3. Forgiveness Is Part of the Nature of God (25)
And thirdly, we need to remember that despite everything, God is a forgiving God. No matter what we’ve done—as individuals or as a community—he is only too willing to restore us to new life. Forgiveness is in God’s nature. It’s part of who he is.
Now it is true, that some people feel as though they’ve been too bad to be forgiven. That what they’ve done in the past is too horrible for anyone, even God, to forgive. However, the sin that God accused his people of committing was that of neglecting God and serving others—and just going through the motions regarding God himself, of expecting him to be a puppet, but without any personal commitment in return.
Now I ask you, could there be any worse sin? And yet even that God was willing to forgive, if only his people would turn and embrace a full relationship with him again.
When things go wrong, and they do for all of us, then, we can lose our way, we can feel as though God is very distant, and we may resort to thinking of better times. And those three things are the same things that God’s people were feeling when God responded in the days of Isaiah, in a real and positive way.
But the solution to the problem, the prophet Isaiah records is threefold. We need to concentrate not on what God has done in the past, but on the promises of God for the future. We need to acknowledge that even in some way we may be in the wrong, and we need to stop blaming others—even God himself—for our predicament. And we need to hold on to the fact, that no matter what we’ve done, God wants to forgive. All we need to do is to pursue a relationship with him, and let him forgive.

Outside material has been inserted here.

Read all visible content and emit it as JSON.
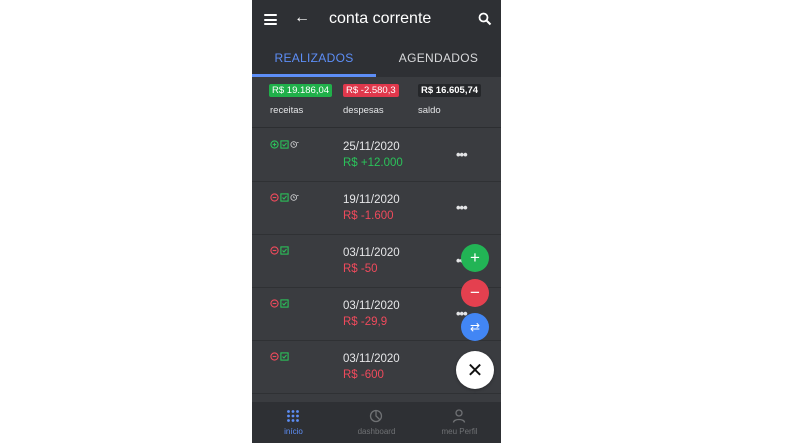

Three things that if we take seriously should give us hope in even the most traumatic periods of life.
Posted: 9th September 2021
© 2021, Brian A Curtis